  • Leafy Greens

Leafy green vegetables are extremely nutritious and low in calories. They’re also very low in digestible carbs, or carbs absorbed by the body, so they won’t significantly affect blood sugar levels.

  • Avocados

Avocados are Diabetic friendly meals have less than 1 gram of sugar, few carbohydrates, a high fiber content, and healthy fats, so you don’t have to worry about them raising your blood sugar levels. Avocado consumption is also associated with improved overall diet quality and significantly lower body weight and body mass index (BMI)

  • Eggs

Eggs provide amazing health benefits. In fact, they’re one of the best foods for keeping you full and satisfied in between meals. Regular egg consumption may also reduce your heart disease risk in several ways.

Figuring out the best foods to eat when you have diabetes can be tough. But following these Diabetic friendly meals can help you control your blood sugar levels.

food parcels


Coming Home Organisation (CHO), is a registered NPO with Registration number 224-208 our short term goal is to provide a comprehensive wholeness centre by providing a customized home based care service to patients affected by chronic illnesses whilst working in collaboration with other organizations to provide support, promote healthy lifestyles and educate the broader public on prevention and treatment of chronic illnesses.

CHO has taken an initiative to help the disadvantaged families in the community by providing healthy food parcels. We are currently aiding 4 communities with healthy food pack:

  • Bangladesh community
  • Newlands community
  • Nkobongo, Shakaskraal
  • Reservoir Hills

As an NPO, CHO merely survive on funding and donations to make a difference in the community which is why we call upon the public to make donations in form of food or money to help expand this project to change many lives in this time of crisis.

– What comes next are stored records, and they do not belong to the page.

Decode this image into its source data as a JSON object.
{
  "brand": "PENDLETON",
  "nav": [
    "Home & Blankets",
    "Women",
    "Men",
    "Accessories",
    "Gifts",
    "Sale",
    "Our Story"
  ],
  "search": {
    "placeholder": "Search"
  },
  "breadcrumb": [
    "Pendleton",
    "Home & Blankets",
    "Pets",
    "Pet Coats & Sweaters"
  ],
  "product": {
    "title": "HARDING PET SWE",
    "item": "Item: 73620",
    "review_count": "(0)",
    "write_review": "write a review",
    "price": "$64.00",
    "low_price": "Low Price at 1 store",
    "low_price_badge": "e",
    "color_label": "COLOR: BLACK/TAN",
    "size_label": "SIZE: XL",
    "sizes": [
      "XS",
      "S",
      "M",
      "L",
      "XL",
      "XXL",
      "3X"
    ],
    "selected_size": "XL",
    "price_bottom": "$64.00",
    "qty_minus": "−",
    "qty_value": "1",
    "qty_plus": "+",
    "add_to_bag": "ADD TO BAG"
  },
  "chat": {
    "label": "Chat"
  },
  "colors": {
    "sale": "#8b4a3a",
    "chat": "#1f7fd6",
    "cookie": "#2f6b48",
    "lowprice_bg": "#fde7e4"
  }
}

We appeal to you for assistance to help the communities that were affected by the looting. Receiving food parcels will greatly assist us in helping these people who lost their jobs and those that cannot join the long lines for basic food items.

To make donations please use the banking details below or contact Avashna Moodley 0837881641 or Khanyi Mdluli 0710631137 for delivery options.

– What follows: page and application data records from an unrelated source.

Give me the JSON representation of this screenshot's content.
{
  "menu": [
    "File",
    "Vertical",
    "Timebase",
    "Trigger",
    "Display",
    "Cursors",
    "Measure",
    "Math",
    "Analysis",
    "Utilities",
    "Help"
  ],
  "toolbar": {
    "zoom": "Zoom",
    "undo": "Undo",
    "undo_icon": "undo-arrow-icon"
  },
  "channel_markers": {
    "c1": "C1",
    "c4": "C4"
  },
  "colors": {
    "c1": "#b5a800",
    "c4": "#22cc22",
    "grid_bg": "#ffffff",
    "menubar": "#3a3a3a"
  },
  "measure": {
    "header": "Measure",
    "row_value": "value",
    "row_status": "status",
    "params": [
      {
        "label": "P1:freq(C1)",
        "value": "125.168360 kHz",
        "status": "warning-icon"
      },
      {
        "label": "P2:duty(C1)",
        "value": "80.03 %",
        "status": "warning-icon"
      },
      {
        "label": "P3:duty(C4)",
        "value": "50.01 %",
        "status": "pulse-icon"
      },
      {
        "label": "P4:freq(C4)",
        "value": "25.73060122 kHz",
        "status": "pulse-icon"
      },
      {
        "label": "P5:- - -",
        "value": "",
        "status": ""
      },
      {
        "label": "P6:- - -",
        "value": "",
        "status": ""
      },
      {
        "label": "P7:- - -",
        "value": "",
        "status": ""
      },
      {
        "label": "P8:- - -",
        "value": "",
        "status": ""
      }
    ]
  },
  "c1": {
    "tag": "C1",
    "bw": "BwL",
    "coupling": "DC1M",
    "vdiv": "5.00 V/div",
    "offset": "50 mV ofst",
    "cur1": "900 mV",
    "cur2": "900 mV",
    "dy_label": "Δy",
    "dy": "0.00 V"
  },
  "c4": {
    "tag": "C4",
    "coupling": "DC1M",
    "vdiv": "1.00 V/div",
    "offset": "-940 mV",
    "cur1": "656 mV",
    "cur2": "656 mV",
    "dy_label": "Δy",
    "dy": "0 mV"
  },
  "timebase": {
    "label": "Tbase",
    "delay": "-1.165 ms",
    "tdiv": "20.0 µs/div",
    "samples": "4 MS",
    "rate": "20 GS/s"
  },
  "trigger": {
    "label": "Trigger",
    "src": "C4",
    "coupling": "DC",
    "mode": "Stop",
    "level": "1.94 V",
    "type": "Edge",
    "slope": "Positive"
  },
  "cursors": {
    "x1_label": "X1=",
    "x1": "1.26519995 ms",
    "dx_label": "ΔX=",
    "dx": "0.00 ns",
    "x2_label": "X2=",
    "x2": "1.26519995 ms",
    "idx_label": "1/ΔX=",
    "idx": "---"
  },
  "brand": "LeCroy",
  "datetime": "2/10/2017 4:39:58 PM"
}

Please use the banking details below for your kind donation:

Bank- FNB

Name of Acc- Coming Home

Branch code -250655

Acc no. – 62808466818

Use your email/ cell no. as reference)

Post-Discharge Support for Stroke Survivors

Surviving a stroke

Surviving a stroke changes your dynamic and circumstances in life. Changes the life you once knew.  

No post discharge support = wasted acute care improvements 
The Stroke Survivors Foundation working actively with teams from around the world is introducing the PDSS program, powered by Stroke focus, a project run by passionate survivors and organizations, who share the belief that stroke care can be improved by empowering local support organizations.

Designed and implemented by survivors for survivors based on Surviving a stroke, PDSS overcomes existing barriers preventing post-discharge stroke support in South Africa. The technology powering PDSS offers the path of least resistance allowing us to provide immediate and early support, care and information dissemination.  

Early contact means we can establish an open channel of communication, which allows for a long-term relationship, making all the difference for the survivors and their family. PDSS is accessible to all people who have suffered a stroke and is available when they are still in early recovery and still fragile.

The critical point is to ensure that after Surviving a stroke, the survivor registers on PDSS before they are discharged from hospital.  By rolling out PDSS, we are building an ecosystem, made up of four categories, open for everyone passionate about improving stroke care to participate.  Let us find opportunities to help you reach the stroke community who, currently, is vastly underserved.  
The Stroke Survivors Foundation stroke survivors Company Reg No: 2010/002369/08 NPO Number: 083-885 PBO number: 930 035 711  


Life After Stroke